- _What the exercise asks_
Output everything in the listing exactly.

- _Data section_
+--

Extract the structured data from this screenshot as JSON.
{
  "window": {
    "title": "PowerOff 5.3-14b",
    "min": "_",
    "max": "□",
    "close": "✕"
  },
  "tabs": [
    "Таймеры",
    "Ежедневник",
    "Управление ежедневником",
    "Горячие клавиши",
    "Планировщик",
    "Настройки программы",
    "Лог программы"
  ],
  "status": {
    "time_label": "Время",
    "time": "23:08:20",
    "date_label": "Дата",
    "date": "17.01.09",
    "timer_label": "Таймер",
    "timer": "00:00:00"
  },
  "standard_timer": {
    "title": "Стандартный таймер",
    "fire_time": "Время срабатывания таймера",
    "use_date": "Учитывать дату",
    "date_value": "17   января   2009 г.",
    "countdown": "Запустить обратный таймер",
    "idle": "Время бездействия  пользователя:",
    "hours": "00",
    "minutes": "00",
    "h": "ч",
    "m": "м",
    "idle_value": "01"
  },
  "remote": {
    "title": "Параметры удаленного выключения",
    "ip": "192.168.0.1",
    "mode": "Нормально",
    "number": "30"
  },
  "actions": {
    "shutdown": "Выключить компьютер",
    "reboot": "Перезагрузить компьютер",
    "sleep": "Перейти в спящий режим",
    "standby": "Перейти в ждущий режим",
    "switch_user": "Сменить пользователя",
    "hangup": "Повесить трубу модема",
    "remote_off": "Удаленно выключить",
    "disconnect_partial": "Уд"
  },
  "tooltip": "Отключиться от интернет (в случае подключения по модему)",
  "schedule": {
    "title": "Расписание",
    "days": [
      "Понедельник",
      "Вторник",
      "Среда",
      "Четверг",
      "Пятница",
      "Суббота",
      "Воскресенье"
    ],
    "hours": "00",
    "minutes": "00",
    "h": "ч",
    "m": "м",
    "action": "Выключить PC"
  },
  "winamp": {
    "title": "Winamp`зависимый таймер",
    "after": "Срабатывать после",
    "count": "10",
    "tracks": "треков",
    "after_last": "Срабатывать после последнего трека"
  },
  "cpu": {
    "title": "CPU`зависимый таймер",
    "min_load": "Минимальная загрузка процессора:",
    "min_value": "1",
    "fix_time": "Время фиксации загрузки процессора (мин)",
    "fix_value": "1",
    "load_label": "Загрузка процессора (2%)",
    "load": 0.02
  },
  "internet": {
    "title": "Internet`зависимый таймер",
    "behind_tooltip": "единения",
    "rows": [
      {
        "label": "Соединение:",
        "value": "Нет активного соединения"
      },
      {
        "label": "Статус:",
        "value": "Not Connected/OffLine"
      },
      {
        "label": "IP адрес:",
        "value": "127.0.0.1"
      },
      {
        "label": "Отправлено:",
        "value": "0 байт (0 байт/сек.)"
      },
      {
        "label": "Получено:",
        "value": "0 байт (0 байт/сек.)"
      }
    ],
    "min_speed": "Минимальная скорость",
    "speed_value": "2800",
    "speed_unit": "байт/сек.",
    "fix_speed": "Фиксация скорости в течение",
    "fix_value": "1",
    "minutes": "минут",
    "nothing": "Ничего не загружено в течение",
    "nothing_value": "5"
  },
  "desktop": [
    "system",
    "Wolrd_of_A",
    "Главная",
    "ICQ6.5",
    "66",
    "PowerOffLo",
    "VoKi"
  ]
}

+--

- _Response area_
Extract the structured data from this screenshot as JSON.
{
  "window": {
    "title": "PowerOff 5.3-14b",
    "min": "_",
    "max": "□",
    "close": "✕"
  },
  "tabs": [
    "Таймеры",
    "Ежедневник",
    "Управление ежедневником",
    "Горячие клавиши",
    "Планировщик",
    "Настройки программы",
    "Лог программы"
  ],
  "status": {
    "time_label": "Время",
    "time": "23:08:20",
    "date_label": "Дата",
    "date": "17.01.09",
    "timer_label": "Таймер",
    "timer": "00:00:00"
  },
  "standard_timer": {
    "title": "Стандартный таймер",
    "fire_time": "Время срабатывания таймера",
    "use_date": "Учитывать дату",
    "date_value": "17   января   2009 г.",
    "countdown": "Запустить обратный таймер",
    "idle": "Время бездействия  пользователя:",
    "hours": "00",
    "minutes": "00",
    "h": "ч",
    "m": "м",
    "idle_value": "01"
  },
  "remote": {
    "title": "Параметры удаленного выключения",
    "ip": "192.168.0.1",
    "mode": "Нормально",
    "number": "30"
  },
  "actions": {
    "shutdown": "Выключить компьютер",
    "reboot": "Перезагрузить компьютер",
    "sleep": "Перейти в спящий режим",
    "standby": "Перейти в ждущий режим",
    "switch_user": "Сменить пользователя",
    "hangup": "Повесить трубу модема",
    "remote_off": "Удаленно выключить",
    "disconnect_partial": "Уд"
  },
  "tooltip": "Отключиться от интернет (в случае подключения по модему)",
  "schedule": {
    "title": "Расписание",
    "days": [
      "Понедельник",
      "Вторник",
      "Среда",
      "Четверг",
      "Пятница",
      "Суббота",
      "Воскресенье"
    ],
    "hours": "00",
    "minutes": "00",
    "h": "ч",
    "m": "м",
    "action": "Выключить PC"
  },
  "winamp": {
    "title": "Winamp`зависимый таймер",
    "after": "Срабатывать после",
    "count": "10",
    "tracks": "треков",
    "after_last": "Срабатывать после последнего трека"
  },
  "cpu": {
    "title": "CPU`зависимый таймер",
    "min_load": "Минимальная загрузка процессора:",
    "min_value": "1",
    "fix_time": "Время фиксации загрузки процессора (мин)",
    "fix_value": "1",
    "load_label": "Загрузка процессора (2%)",
    "load": 0.02
  },
  "internet": {
    "title": "Internet`зависимый таймер",
    "behind_tooltip": "единения",
    "rows": [
      {
        "label": "Соединение:",
        "value": "Нет активного соединения"
      },
      {
        "label": "Статус:",
        "value": "Not Connected/OffLine"
      },
      {
        "label": "IP адрес:",
        "value": "127.0.0.1"
      },
      {
        "label": "Отправлено:",
        "value": "0 байт (0 байт/сек.)"
      },
      {
        "label": "Получено:",
        "value": "0 байт (0 байт/сек.)"
      }
    ],
    "min_speed": "Минимальная скорость",
    "speed_value": "2800",
    "speed_unit": "байт/сек.",
    "fix_speed": "Фиксация скорости в течение",
    "fix_value": "1",
    "minutes": "минут",
    "nothing": "Ничего не загружено в течение",
    "nothing_value": "5"
  },
  "desktop": [
    "system",
    "Wolrd_of_A",
    "Главная",
    "ICQ6.5",
    "66",
    "PowerOffLo",
    "VoKi"
  ]
}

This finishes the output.